Print out the data that follows exactly, character for character, apart from the pictures.

►

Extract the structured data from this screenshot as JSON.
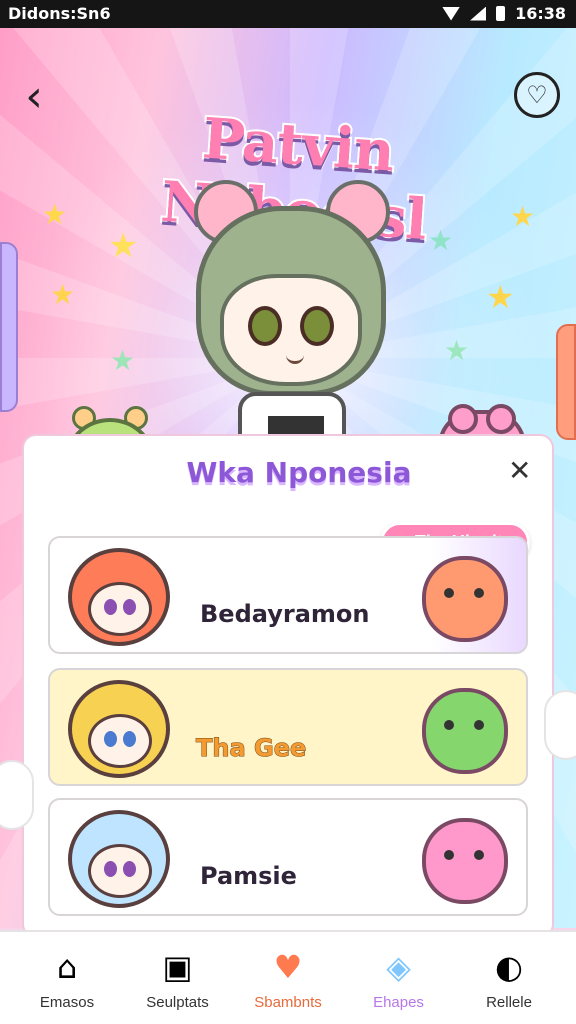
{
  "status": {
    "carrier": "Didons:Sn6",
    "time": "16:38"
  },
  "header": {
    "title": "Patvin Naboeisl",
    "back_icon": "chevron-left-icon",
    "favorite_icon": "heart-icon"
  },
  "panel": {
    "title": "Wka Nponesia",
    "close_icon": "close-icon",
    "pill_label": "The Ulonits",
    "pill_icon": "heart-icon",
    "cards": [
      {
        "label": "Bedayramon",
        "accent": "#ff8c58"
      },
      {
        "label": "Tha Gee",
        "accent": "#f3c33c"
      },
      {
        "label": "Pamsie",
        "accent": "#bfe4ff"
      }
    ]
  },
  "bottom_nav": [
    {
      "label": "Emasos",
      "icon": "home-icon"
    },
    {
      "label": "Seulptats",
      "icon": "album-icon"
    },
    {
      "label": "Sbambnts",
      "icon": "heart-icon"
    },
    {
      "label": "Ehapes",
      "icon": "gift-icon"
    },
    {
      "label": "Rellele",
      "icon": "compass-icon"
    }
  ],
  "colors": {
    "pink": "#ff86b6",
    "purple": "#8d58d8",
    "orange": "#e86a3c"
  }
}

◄

REPLY TO THE EXERCISE:
Extract the structured data from this screenshot as JSON.
{
  "status": {
    "carrier": "Didons:Sn6",
    "time": "16:38"
  },
  "header": {
    "title": "Patvin Naboeisl",
    "back_icon": "chevron-left-icon",
    "favorite_icon": "heart-icon"
  },
  "panel": {
    "title": "Wka Nponesia",
    "close_icon": "close-icon",
    "pill_label": "The Ulonits",
    "pill_icon": "heart-icon",
    "cards": [
      {
        "label": "Bedayramon",
        "accent": "#ff8c58"
      },
      {
        "label": "Tha Gee",
        "accent": "#f3c33c"
      },
      {
        "label": "Pamsie",
        "accent": "#bfe4ff"
      }
    ]
  },
  "bottom_nav": [
    {
      "label": "Emasos",
      "icon": "home-icon"
    },
    {
      "label": "Seulptats",
      "icon": "album-icon"
    },
    {
      "label": "Sbambnts",
      "icon": "heart-icon"
    },
    {
      "label": "Ehapes",
      "icon": "gift-icon"
    },
    {
      "label": "Rellele",
      "icon": "compass-icon"
    }
  ],
  "colors": {
    "pink": "#ff86b6",
    "purple": "#8d58d8",
    "orange": "#e86a3c"
  }
}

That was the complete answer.